This means that the primary delivery mode for educating children and youth will be distance learning. This will be possible with children staying in the comfort of their homes while accomplishing works and activities that allow the development of the most essential learning competencies or MELCS as determined by the DepEd. Further, under this modality, parents and guardians are expected to take on a big role in ensuring that the educational set-up is successful.
The concept of distance learning is not entirely new in the Philippines. With a few open universities offering distance education programs, this modality is doable and practical. I have personally experienced being a student under a distance learning modality, and I can say that it works mostly with printed modules and instructional materials being sent by the professor. Adults, who can manage their own time, can quickly get used to this type of education, but it might be a different thing for younger students at the elementary level.
With the Sustainable Development Goals (SDG) Indicator 4.2.3, which reflects "the percentage of children under the age of five who experience positive and stimulating home-learning environments", it is clear that the responsibility of parents and home companions of children is expected. Before a child is allowed to enter a formal educational facility or school, he or she needs to be taught first at home.
Unesco Institute for Statistics Director Silvia Montoya says that "the concept behind the indicator is explained in the SDG 4 Data Digest 2019. It rests on the premise that every caregiver in every home is responsible for creating a safe, stimulating, and nurturing environment for every child. Their positive interactions with children are vital to promote social, emotional and cognitive development. Children who feel valued and accepted are on course for healthy relationships, as well as academic and employment success."
While this indicator is primarily intended for children five years old and below, the Covid-19 pandemic has led us all to embrace this responsibility to all our school-aged children. While having an informal discussion with colleagues, I found out that parents of college students also feel that they need to still look after the well-being of their children who are mostly exhausted and overwhelmed by the voluminous school work now that the educational system has shifted into online learning.
As I have always mentioned during my interviews, now is the time that parents like me make it possible to give our kids the attention they need even while we are working.
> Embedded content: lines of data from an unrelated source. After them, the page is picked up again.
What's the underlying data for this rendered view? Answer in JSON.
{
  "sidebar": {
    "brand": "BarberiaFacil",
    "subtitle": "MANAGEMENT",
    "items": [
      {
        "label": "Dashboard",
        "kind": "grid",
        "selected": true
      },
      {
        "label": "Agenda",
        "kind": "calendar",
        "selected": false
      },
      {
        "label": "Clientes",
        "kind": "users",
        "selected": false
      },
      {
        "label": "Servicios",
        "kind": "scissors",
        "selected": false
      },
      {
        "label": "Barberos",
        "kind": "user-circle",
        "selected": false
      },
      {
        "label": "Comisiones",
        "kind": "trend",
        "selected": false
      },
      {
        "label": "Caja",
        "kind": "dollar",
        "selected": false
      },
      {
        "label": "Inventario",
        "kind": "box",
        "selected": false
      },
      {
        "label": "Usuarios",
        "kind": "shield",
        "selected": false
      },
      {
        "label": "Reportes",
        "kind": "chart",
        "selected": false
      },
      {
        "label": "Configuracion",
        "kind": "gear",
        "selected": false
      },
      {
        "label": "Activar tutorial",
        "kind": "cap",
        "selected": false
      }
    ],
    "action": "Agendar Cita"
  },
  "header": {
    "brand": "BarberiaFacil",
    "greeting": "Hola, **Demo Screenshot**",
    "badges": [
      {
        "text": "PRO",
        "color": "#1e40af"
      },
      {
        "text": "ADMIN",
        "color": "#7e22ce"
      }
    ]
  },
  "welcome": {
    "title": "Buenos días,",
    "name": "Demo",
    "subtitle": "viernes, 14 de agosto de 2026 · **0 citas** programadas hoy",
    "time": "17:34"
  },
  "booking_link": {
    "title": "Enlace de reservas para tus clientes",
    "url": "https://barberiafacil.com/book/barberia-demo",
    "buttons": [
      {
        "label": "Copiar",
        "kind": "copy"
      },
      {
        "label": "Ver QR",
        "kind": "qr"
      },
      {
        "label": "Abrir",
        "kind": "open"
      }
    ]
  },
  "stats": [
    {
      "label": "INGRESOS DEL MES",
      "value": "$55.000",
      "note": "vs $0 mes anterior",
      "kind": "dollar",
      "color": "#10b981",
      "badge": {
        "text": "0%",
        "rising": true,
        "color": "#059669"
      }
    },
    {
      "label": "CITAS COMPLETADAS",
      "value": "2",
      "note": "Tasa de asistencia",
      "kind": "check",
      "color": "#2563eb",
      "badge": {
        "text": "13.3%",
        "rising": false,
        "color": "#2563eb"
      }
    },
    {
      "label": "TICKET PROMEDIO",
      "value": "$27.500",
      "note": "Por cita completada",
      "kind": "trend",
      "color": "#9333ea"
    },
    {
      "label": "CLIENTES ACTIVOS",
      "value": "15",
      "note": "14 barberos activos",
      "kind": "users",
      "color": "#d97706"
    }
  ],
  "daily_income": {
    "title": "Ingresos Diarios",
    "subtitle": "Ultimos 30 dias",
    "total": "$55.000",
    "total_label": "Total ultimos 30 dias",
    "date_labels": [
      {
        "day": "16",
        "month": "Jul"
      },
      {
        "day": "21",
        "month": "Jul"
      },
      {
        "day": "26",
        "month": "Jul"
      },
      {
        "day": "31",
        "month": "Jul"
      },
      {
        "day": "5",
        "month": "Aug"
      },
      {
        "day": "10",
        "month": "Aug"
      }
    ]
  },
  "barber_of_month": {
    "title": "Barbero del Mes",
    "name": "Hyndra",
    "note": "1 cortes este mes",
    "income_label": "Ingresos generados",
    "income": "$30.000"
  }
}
I know it is really difficult to manage time between work and home responsibilities, but now, more than ever, our children deserve our guidance and attentiveness in this time of the pandemic. With the hope that our government will be able to lay guidelines to empower working parents and enable them to attend to their kids' educational needs, I vow to ensure that education will continue for my kids.